But here are a few suggestions which might, alone, make all the difference…

5 Fast Fixes for a Good Night’s Sleep

  • Screens off! Step away from your laptop/smart phone/TV at 9pm or at least an hour before you go to bed. Read books. Prepare a nutritious lunch for the next day. Play cards or knit or just fold laundry if you like, but step away from screens. I foolishly recorded a short video one evening last week on my smartphone but because I wasn’t at my best it took until 10pm. I was still bushbaby-eyed awake at 2am.
  • Stop drinking caffeine after lunch. You’ll be amazed at the difference. No waking up for midnight trips to the loo. Or certainly less.Try a gentle herbal tea formulated to aid sleep before bed.
  • Don’t eat a heavy dinner. Or a late dinner. Once upon a time you may well have scoffed a curry at midnight and then slept like a baby. I even keep my proteins light in the evening to avoid any rumbling of indigestion.
  • Bed time yoga. There are gentle movements and stretches which prepare the body for bed, bringing energy down and calming the mind ready for rest. And they won’t take more than 20 minutes.
  • Don’t have a hot bath. Relaxing though they may be, hot baths are also stimulating and if you’re anything like me it will take you ages to regulate your body temperature if you slip into bed after a bath. A hot bath in the morning makes much more sense.

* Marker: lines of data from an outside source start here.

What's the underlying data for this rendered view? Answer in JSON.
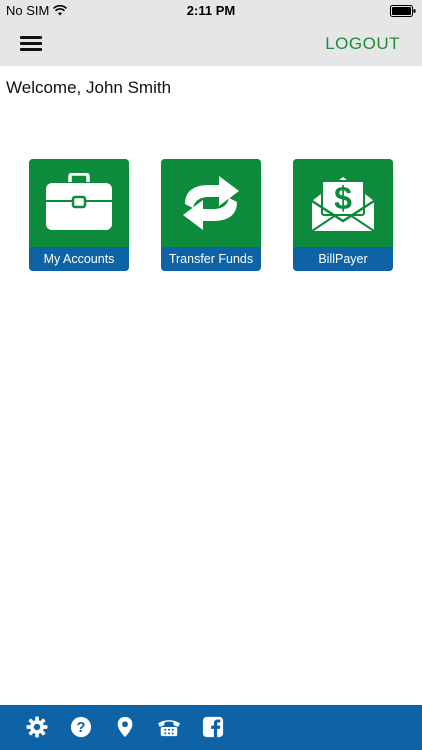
{
  "status_bar": {
    "carrier": "No SIM",
    "time": "2:11 PM",
    "wifi_icon": "wifi-icon",
    "battery_icon": "battery-icon"
  },
  "nav": {
    "menu_icon": "hamburger-menu-icon",
    "logout_label": "LOGOUT"
  },
  "welcome_text": "Welcome, John Smith",
  "tiles": [
    {
      "label": "My Accounts",
      "icon": "briefcase-icon"
    },
    {
      "label": "Transfer Funds",
      "icon": "refresh-arrows-icon"
    },
    {
      "label": "BillPayer",
      "icon": "dollar-envelope-icon"
    }
  ],
  "footer_icons": [
    "gear-icon",
    "help-icon",
    "location-pin-icon",
    "telephone-icon",
    "facebook-icon"
  ],
  "colors": {
    "tile_green": "#0e8a3c",
    "tile_blue": "#0d63a5",
    "logout_green": "#1e8a3c",
    "bar_gray": "#e6e6e6"
  }
}
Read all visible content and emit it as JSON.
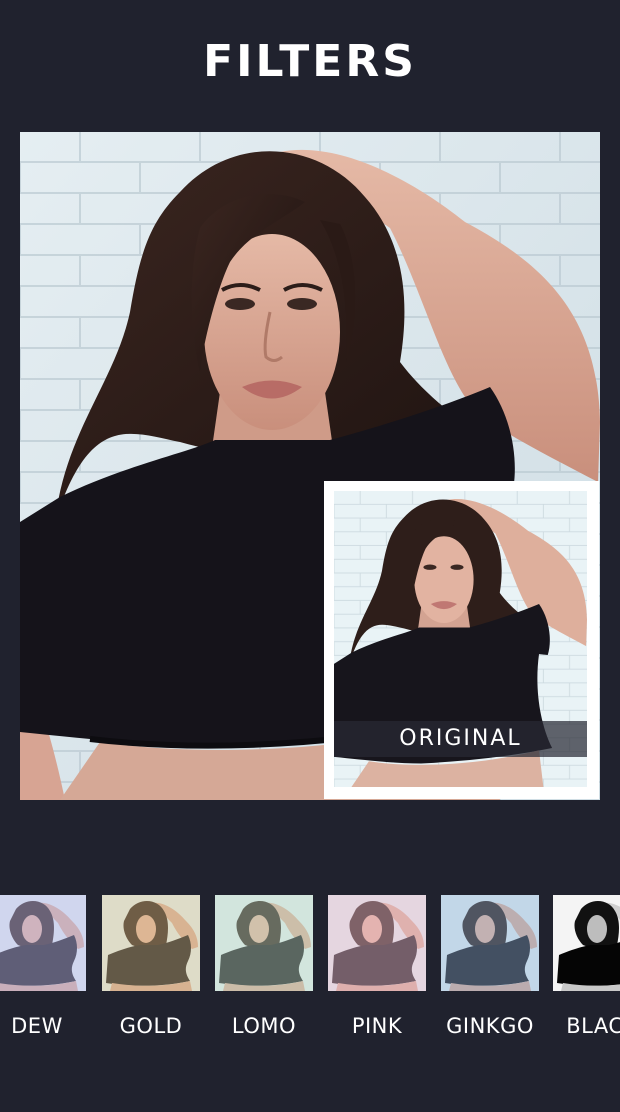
{
  "header": {
    "title": "FILTERS"
  },
  "preview": {
    "original_label": "ORIGINAL"
  },
  "filters": [
    {
      "label": "DEW",
      "tint": "#b9b7e8",
      "tint_opacity": 0.45
    },
    {
      "label": "GOLD",
      "tint": "#d8c08a",
      "tint_opacity": 0.4
    },
    {
      "label": "LOMO",
      "tint": "#b9d8c0",
      "tint_opacity": 0.42
    },
    {
      "label": "PINK",
      "tint": "#e7b8c9",
      "tint_opacity": 0.45
    },
    {
      "label": "GINKGO",
      "tint": "#8fb2d8",
      "tint_opacity": 0.38
    },
    {
      "label": "BLACK",
      "tint": "#000000",
      "tint_opacity": 0.0
    }
  ],
  "colors": {
    "background": "#20222e",
    "title_text": "#ffffff",
    "wall": "#dce8ec",
    "shirt": "#15131a"
  }
}
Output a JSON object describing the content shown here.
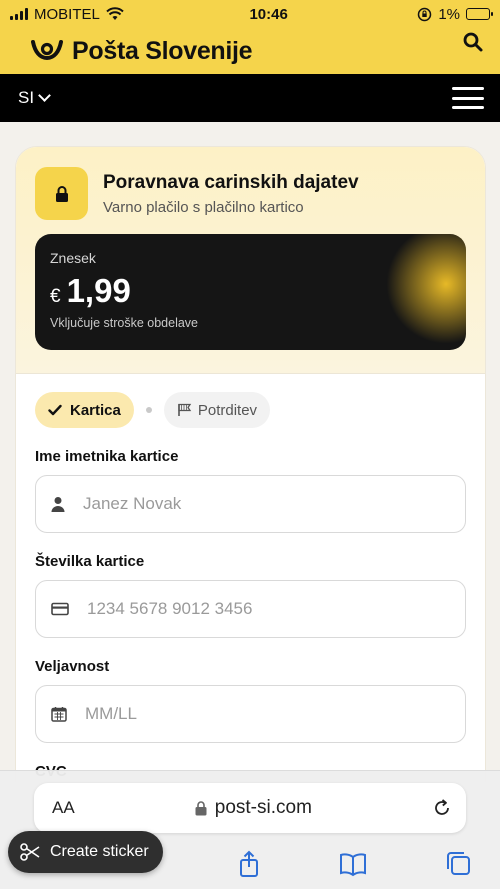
{
  "status_bar": {
    "carrier": "MOBITEL",
    "time": "10:46",
    "battery": "1%"
  },
  "brand": {
    "name": "Pošta Slovenije",
    "color": "#f5d44b"
  },
  "nav": {
    "language": "SI"
  },
  "payment": {
    "title": "Poravnava carinskih dajatev",
    "subtitle": "Varno plačilo s plačilno kartico",
    "amount_label": "Znesek",
    "currency": "€",
    "amount": "1,99",
    "amount_note": "Vključuje stroške obdelave"
  },
  "steps": [
    {
      "label": "Kartica",
      "active": true
    },
    {
      "label": "Potrditev",
      "active": false
    }
  ],
  "form": {
    "name_label": "Ime imetnika kartice",
    "name_placeholder": "Janez Novak",
    "card_label": "Številka kartice",
    "card_placeholder": "1234 5678 9012 3456",
    "expiry_label": "Veljavnost",
    "expiry_placeholder": "MM/LL",
    "cvc_label": "CVC"
  },
  "browser": {
    "text_size": "AA",
    "url": "post-si.com",
    "sticker_label": "Create sticker"
  }
}
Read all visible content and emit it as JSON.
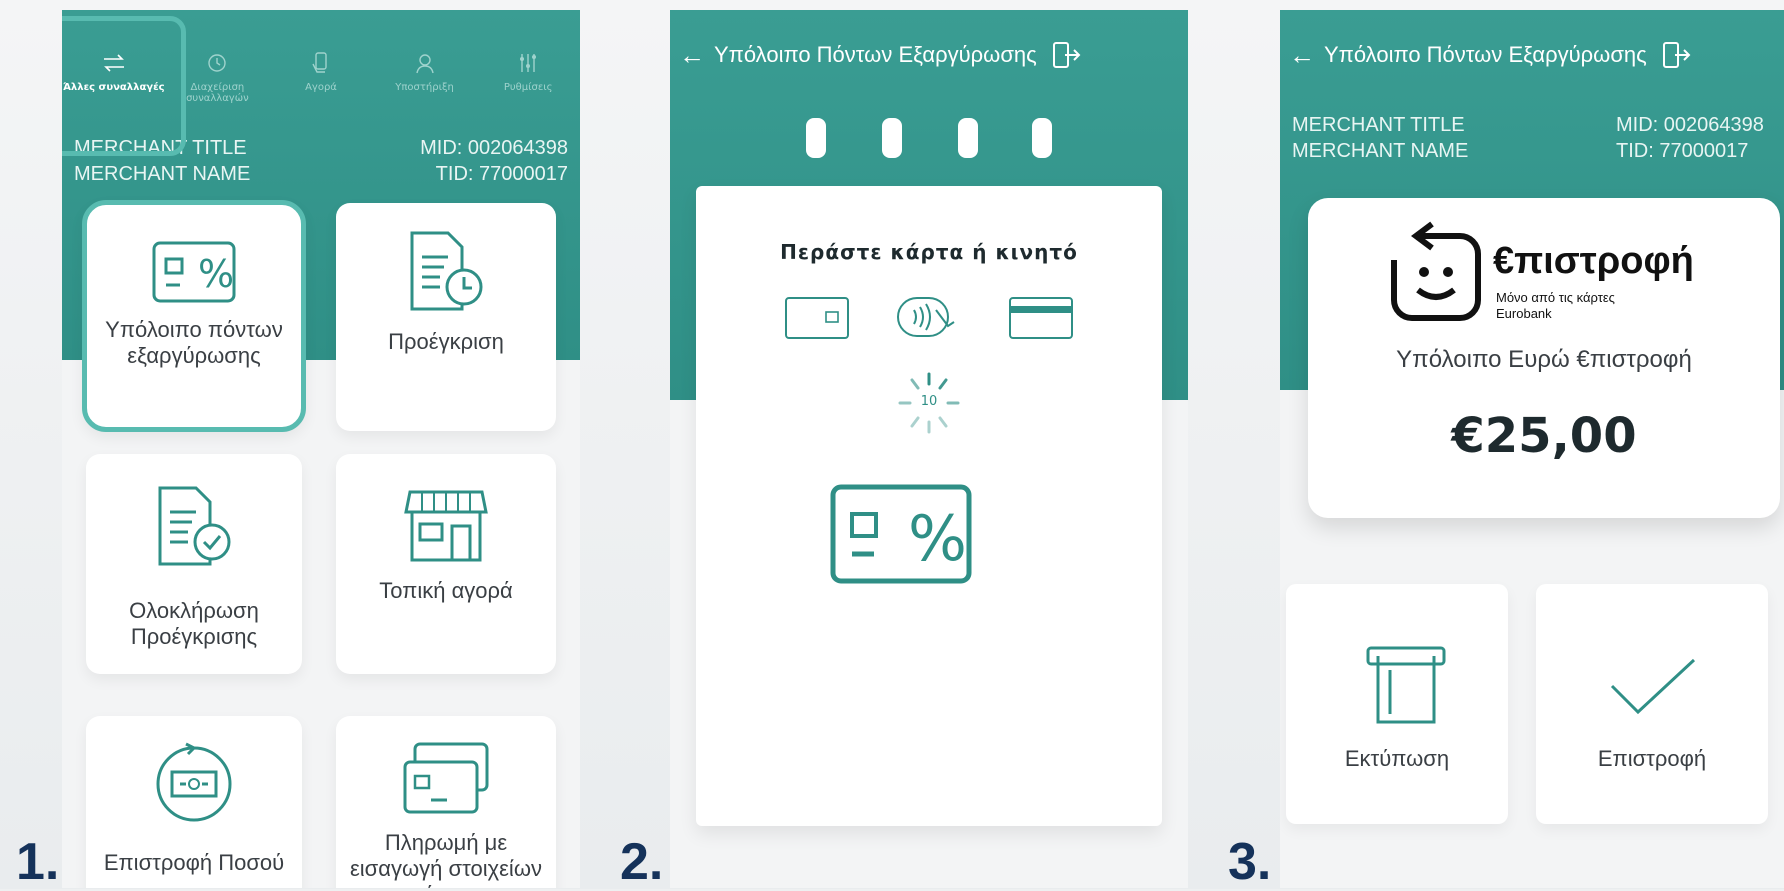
{
  "steps": [
    "1.",
    "2.",
    "3."
  ],
  "screen1": {
    "nav": [
      {
        "label": "Άλλες συναλλαγές",
        "icon": "arrows-exchange-icon"
      },
      {
        "label": "Διαχείριση συναλλαγών",
        "icon": "clock-icon"
      },
      {
        "label": "Αγορά",
        "icon": "hand-card-icon"
      },
      {
        "label": "Υποστήριξη",
        "icon": "support-agent-icon"
      },
      {
        "label": "Ρυθμίσεις",
        "icon": "sliders-icon"
      }
    ],
    "merchant_title": "MERCHANT TITLE",
    "merchant_name": "MERCHANT NAME",
    "mid": "MID: 002064398",
    "tid": "TID: 77000017",
    "tiles": [
      {
        "label": "Υπόλοιπο πόντων εξαργύρωσης",
        "icon": "percent-card-icon"
      },
      {
        "label": "Προέγκριση",
        "icon": "document-clock-icon"
      },
      {
        "label": "Ολοκλήρωση Προέγκρισης",
        "icon": "document-check-icon"
      },
      {
        "label": "Τοπική αγορά",
        "icon": "shop-icon"
      },
      {
        "label": "Επιστροφή Ποσού",
        "icon": "refund-cash-icon"
      },
      {
        "label": "Πληρωμή με εισαγωγή στοιχείων κάρτας",
        "icon": "card-entry-icon"
      }
    ]
  },
  "screen2": {
    "title": "Υπόλοιπο Πόντων Εξαργύρωσης",
    "prompt": "Περάστε κάρτα ή κινητό",
    "countdown": "10"
  },
  "screen3": {
    "title": "Υπόλοιπο Πόντων Εξαργύρωσης",
    "merchant_title": "MERCHANT TITLE",
    "merchant_name": "MERCHANT NAME",
    "mid": "MID: 002064398",
    "tid": "TID: 77000017",
    "brand_title": "€πιστροφή",
    "brand_sub1": "Μόνο από τις κάρτες",
    "brand_sub2": "Eurobank",
    "balance_label": "Υπόλοιπο Ευρώ €πιστροφή",
    "balance_amount": "€25,00",
    "actions": [
      {
        "label": "Εκτύπωση",
        "icon": "print-icon"
      },
      {
        "label": "Επιστροφή",
        "icon": "check-icon"
      }
    ]
  },
  "colors": {
    "teal": "#3a9d93",
    "highlight": "#58bbb0",
    "step_number": "#15325a"
  }
}
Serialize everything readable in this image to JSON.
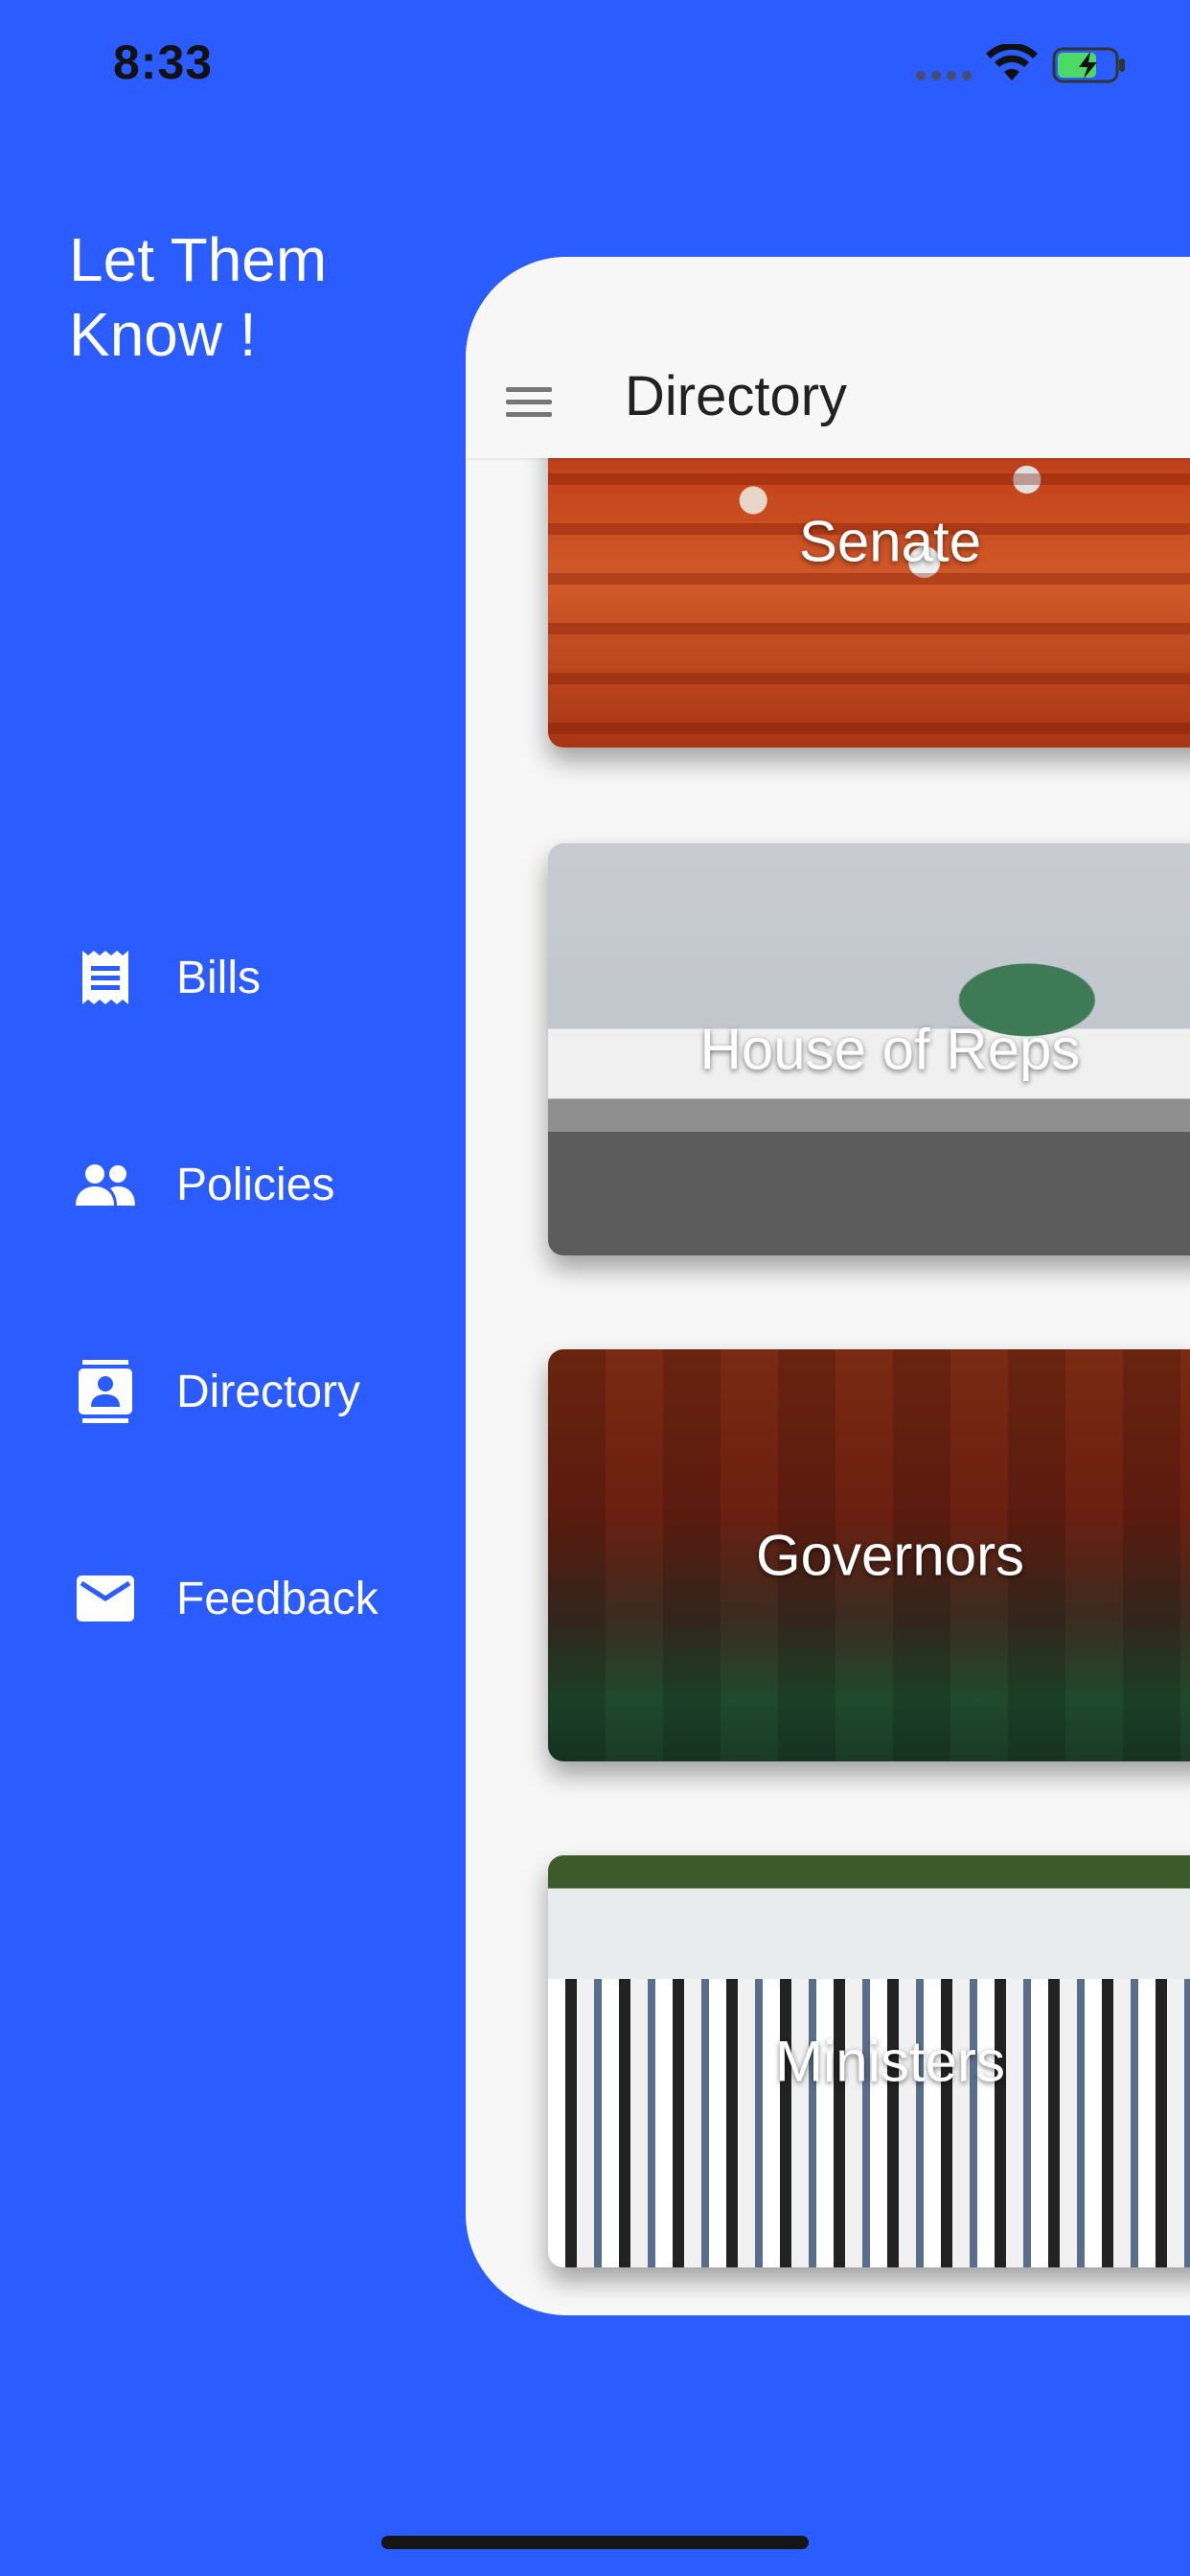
{
  "status_bar": {
    "time": "8:33"
  },
  "drawer": {
    "app_title": "Let Them\nKnow !",
    "items": [
      {
        "label": "Bills",
        "icon": "receipt-icon"
      },
      {
        "label": "Policies",
        "icon": "people-icon"
      },
      {
        "label": "Directory",
        "icon": "contacts-icon"
      },
      {
        "label": "Feedback",
        "icon": "mail-icon"
      }
    ]
  },
  "app_bar": {
    "title": "Directory",
    "menu_icon": "hamburger-icon"
  },
  "cards": [
    {
      "label": "Senate"
    },
    {
      "label": "House of Reps"
    },
    {
      "label": "Governors"
    },
    {
      "label": "Ministers"
    }
  ],
  "colors": {
    "drawer_background": "#2a5cff",
    "panel_background": "#f7f7f7",
    "text_on_drawer": "#ffffff",
    "app_bar_title": "#222222"
  }
}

What to do when all else fails

Yoga Nidra – it’s the kind of power nap that reaches the parts other power naps fail to reach.

Working to relax you mentally, emotionally and physically, one hour of yoga nidra is said to be the equivalent of four hours’ sleep. It’s a bit like listening to a guided relaxation, but it works on deep, deep levels to restore rested balance. Although usually practiced lying down, yoga nidra can work in a sitting position, so you could yoga nidra on the train or on a flight.

Today has been propelled by yoga nidra, thanks to a rotten night’s sleep brought about by my partner working in London for a few days. I rarely settle into easy sleep the first night he’s away, so 45 minutes on my mat this morning listening to a yoga nidra has been a huge investment in being able to function in a calm, relaxed way. I may not feel 100% but I’ll be fine until 8pm this evening.

Next week I’m off for a spa day to check out a sleep-themed series of treatments. I’ll be quizzing the therapists on what they do and why (if I don’t fall asleep immediately) and I’ll report back on what I learn.